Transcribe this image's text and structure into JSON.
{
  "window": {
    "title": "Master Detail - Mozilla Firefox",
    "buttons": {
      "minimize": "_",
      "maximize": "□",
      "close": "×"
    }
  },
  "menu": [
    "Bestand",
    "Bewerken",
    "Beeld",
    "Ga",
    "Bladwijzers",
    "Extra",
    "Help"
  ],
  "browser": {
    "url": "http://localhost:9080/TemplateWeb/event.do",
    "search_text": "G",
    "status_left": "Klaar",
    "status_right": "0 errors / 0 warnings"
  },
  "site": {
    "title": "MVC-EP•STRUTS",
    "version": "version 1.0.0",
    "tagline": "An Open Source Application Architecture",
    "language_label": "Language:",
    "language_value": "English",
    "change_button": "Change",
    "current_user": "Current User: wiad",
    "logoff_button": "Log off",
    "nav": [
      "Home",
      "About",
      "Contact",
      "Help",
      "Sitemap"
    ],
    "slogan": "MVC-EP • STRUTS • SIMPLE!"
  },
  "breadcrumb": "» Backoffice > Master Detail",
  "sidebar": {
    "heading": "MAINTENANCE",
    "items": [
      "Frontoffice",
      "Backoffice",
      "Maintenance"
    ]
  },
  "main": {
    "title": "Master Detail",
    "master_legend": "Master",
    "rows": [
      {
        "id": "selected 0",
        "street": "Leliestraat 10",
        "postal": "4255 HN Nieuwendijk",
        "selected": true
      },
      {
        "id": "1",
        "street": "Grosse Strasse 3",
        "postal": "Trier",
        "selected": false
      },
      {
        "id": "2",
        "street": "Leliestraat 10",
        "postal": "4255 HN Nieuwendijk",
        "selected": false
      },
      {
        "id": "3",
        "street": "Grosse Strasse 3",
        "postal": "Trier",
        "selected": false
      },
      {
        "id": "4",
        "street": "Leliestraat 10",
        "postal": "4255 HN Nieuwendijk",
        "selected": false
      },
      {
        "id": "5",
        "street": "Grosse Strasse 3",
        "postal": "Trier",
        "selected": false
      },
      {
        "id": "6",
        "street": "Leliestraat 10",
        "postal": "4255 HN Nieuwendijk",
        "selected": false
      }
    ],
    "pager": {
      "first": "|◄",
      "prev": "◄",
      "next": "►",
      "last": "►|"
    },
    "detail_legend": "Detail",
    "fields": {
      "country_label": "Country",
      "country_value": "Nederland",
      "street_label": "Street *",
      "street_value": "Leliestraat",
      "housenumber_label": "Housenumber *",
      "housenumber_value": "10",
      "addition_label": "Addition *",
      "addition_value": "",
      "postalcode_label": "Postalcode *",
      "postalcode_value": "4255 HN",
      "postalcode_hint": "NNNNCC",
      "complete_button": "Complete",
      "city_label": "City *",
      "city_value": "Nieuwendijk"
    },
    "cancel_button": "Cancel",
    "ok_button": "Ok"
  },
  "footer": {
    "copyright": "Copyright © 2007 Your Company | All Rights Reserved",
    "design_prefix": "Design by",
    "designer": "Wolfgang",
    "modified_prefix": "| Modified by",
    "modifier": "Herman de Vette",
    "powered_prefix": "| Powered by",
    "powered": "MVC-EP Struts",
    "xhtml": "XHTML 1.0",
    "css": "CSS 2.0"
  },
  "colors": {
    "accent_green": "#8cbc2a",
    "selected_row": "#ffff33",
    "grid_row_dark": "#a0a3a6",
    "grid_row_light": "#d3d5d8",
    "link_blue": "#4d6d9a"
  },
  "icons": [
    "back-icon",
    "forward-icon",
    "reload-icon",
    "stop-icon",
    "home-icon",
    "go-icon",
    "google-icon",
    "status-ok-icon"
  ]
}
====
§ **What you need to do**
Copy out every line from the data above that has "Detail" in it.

§ **Answer to this exercise**
    "title": "Master Detail - Mozilla Firefox",
  "breadcrumb": "» Backoffice > Master Detail",
    "title": "Master Detail",
    "detail_legend": "Detail",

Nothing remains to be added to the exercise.